What the task requires
All of the entries are to be returned word for word.

Source material
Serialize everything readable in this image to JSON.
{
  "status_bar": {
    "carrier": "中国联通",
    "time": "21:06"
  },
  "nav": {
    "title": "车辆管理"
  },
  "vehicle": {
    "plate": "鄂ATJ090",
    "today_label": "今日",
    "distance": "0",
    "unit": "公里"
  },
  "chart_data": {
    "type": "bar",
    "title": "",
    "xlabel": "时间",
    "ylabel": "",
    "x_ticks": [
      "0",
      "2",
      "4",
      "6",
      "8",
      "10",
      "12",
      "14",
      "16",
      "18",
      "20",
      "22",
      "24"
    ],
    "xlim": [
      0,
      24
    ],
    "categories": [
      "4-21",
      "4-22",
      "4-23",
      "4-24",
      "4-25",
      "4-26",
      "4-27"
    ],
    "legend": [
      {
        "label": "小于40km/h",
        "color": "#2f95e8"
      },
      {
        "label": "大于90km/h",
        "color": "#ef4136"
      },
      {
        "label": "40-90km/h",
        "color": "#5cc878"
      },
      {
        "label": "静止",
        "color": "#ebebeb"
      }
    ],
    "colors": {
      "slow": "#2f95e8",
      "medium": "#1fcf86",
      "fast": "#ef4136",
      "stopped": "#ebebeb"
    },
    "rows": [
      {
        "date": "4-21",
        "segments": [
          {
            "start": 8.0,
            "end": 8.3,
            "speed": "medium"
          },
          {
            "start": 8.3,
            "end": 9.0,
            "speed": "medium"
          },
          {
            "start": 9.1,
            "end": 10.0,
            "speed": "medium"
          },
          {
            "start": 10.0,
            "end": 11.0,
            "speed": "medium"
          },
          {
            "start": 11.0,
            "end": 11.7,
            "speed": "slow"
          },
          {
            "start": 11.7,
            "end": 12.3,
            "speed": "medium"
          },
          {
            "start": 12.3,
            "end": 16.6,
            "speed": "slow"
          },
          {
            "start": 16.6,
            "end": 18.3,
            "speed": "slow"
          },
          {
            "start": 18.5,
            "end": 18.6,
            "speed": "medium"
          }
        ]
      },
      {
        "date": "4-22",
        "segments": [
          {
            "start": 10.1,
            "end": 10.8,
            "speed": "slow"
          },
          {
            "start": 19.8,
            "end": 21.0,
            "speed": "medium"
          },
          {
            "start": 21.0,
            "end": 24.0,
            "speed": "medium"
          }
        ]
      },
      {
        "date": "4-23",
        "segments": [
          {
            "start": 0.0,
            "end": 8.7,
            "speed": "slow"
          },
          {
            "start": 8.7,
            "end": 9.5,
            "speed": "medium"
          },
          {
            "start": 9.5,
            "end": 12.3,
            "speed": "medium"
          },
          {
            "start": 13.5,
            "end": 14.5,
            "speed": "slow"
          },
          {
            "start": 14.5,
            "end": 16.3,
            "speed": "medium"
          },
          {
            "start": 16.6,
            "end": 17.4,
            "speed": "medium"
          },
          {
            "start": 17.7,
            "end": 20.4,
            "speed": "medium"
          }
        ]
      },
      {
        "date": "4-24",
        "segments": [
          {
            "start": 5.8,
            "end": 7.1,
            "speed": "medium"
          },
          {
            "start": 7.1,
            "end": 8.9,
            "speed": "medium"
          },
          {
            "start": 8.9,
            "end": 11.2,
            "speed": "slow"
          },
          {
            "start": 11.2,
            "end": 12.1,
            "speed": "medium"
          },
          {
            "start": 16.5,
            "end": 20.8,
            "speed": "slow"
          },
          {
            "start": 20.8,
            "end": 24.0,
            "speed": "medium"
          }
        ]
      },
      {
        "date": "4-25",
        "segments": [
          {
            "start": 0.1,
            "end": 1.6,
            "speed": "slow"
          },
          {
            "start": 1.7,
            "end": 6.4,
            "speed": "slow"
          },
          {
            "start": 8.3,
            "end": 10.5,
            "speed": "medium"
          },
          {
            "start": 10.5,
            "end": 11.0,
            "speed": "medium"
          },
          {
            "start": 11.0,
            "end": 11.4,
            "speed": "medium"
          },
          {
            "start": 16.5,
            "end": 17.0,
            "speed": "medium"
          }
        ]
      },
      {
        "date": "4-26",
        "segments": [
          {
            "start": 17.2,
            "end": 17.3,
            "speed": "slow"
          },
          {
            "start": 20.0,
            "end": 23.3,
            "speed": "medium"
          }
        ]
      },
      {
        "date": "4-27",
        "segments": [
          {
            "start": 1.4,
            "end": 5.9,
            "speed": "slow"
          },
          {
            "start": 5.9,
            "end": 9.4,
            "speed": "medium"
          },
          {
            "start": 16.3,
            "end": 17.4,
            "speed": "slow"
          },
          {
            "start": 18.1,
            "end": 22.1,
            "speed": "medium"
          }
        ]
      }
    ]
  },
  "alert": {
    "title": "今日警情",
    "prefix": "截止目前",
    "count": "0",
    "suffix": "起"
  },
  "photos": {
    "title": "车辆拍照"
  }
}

Reply
Serialize everything readable in this image to JSON.
{
  "status_bar": {
    "carrier": "中国联通",
    "time": "21:06"
  },
  "nav": {
    "title": "车辆管理"
  },
  "vehicle": {
    "plate": "鄂ATJ090",
    "today_label": "今日",
    "distance": "0",
    "unit": "公里"
  },
  "chart_data": {
    "type": "bar",
    "title": "",
    "xlabel": "时间",
    "ylabel": "",
    "x_ticks": [
      "0",
      "2",
      "4",
      "6",
      "8",
      "10",
      "12",
      "14",
      "16",
      "18",
      "20",
      "22",
      "24"
    ],
    "xlim": [
      0,
      24
    ],
    "categories": [
      "4-21",
      "4-22",
      "4-23",
      "4-24",
      "4-25",
      "4-26",
      "4-27"
    ],
    "legend": [
      {
        "label": "小于40km/h",
        "color": "#2f95e8"
      },
      {
        "label": "大于90km/h",
        "color": "#ef4136"
      },
      {
        "label": "40-90km/h",
        "color": "#5cc878"
      },
      {
        "label": "静止",
        "color": "#ebebeb"
      }
    ],
    "colors": {
      "slow": "#2f95e8",
      "medium": "#1fcf86",
      "fast": "#ef4136",
      "stopped": "#ebebeb"
    },
    "rows": [
      {
        "date": "4-21",
        "segments": [
          {
            "start": 8.0,
            "end": 8.3,
            "speed": "medium"
          },
          {
            "start": 8.3,
            "end": 9.0,
            "speed": "medium"
          },
          {
            "start": 9.1,
            "end": 10.0,
            "speed": "medium"
          },
          {
            "start": 10.0,
            "end": 11.0,
            "speed": "medium"
          },
          {
            "start": 11.0,
            "end": 11.7,
            "speed": "slow"
          },
          {
            "start": 11.7,
            "end": 12.3,
            "speed": "medium"
          },
          {
            "start": 12.3,
            "end": 16.6,
            "speed": "slow"
          },
          {
            "start": 16.6,
            "end": 18.3,
            "speed": "slow"
          },
          {
            "start": 18.5,
            "end": 18.6,
            "speed": "medium"
          }
        ]
      },
      {
        "date": "4-22",
        "segments": [
          {
            "start": 10.1,
            "end": 10.8,
            "speed": "slow"
          },
          {
            "start": 19.8,
            "end": 21.0,
            "speed": "medium"
          },
          {
            "start": 21.0,
            "end": 24.0,
            "speed": "medium"
          }
        ]
      },
      {
        "date": "4-23",
        "segments": [
          {
            "start": 0.0,
            "end": 8.7,
            "speed": "slow"
          },
          {
            "start": 8.7,
            "end": 9.5,
            "speed": "medium"
          },
          {
            "start": 9.5,
            "end": 12.3,
            "speed": "medium"
          },
          {
            "start": 13.5,
            "end": 14.5,
            "speed": "slow"
          },
          {
            "start": 14.5,
            "end": 16.3,
            "speed": "medium"
          },
          {
            "start": 16.6,
            "end": 17.4,
            "speed": "medium"
          },
          {
            "start": 17.7,
            "end": 20.4,
            "speed": "medium"
          }
        ]
      },
      {
        "date": "4-24",
        "segments": [
          {
            "start": 5.8,
            "end": 7.1,
            "speed": "medium"
          },
          {
            "start": 7.1,
            "end": 8.9,
            "speed": "medium"
          },
          {
            "start": 8.9,
            "end": 11.2,
            "speed": "slow"
          },
          {
            "start": 11.2,
            "end": 12.1,
            "speed": "medium"
          },
          {
            "start": 16.5,
            "end": 20.8,
            "speed": "slow"
          },
          {
            "start": 20.8,
            "end": 24.0,
            "speed": "medium"
          }
        ]
      },
      {
        "date": "4-25",
        "segments": [
          {
            "start": 0.1,
            "end": 1.6,
            "speed": "slow"
          },
          {
            "start": 1.7,
            "end": 6.4,
            "speed": "slow"
          },
          {
            "start": 8.3,
            "end": 10.5,
            "speed": "medium"
          },
          {
            "start": 10.5,
            "end": 11.0,
            "speed": "medium"
          },
          {
            "start": 11.0,
            "end": 11.4,
            "speed": "medium"
          },
          {
            "start": 16.5,
            "end": 17.0,
            "speed": "medium"
          }
        ]
      },
      {
        "date": "4-26",
        "segments": [
          {
            "start": 17.2,
            "end": 17.3,
            "speed": "slow"
          },
          {
            "start": 20.0,
            "end": 23.3,
            "speed": "medium"
          }
        ]
      },
      {
        "date": "4-27",
        "segments": [
          {
            "start": 1.4,
            "end": 5.9,
            "speed": "slow"
          },
          {
            "start": 5.9,
            "end": 9.4,
            "speed": "medium"
          },
          {
            "start": 16.3,
            "end": 17.4,
            "speed": "slow"
          },
          {
            "start": 18.1,
            "end": 22.1,
            "speed": "medium"
          }
        ]
      }
    ]
  },
  "alert": {
    "title": "今日警情",
    "prefix": "截止目前",
    "count": "0",
    "suffix": "起"
  },
  "photos": {
    "title": "车辆拍照"
  }
}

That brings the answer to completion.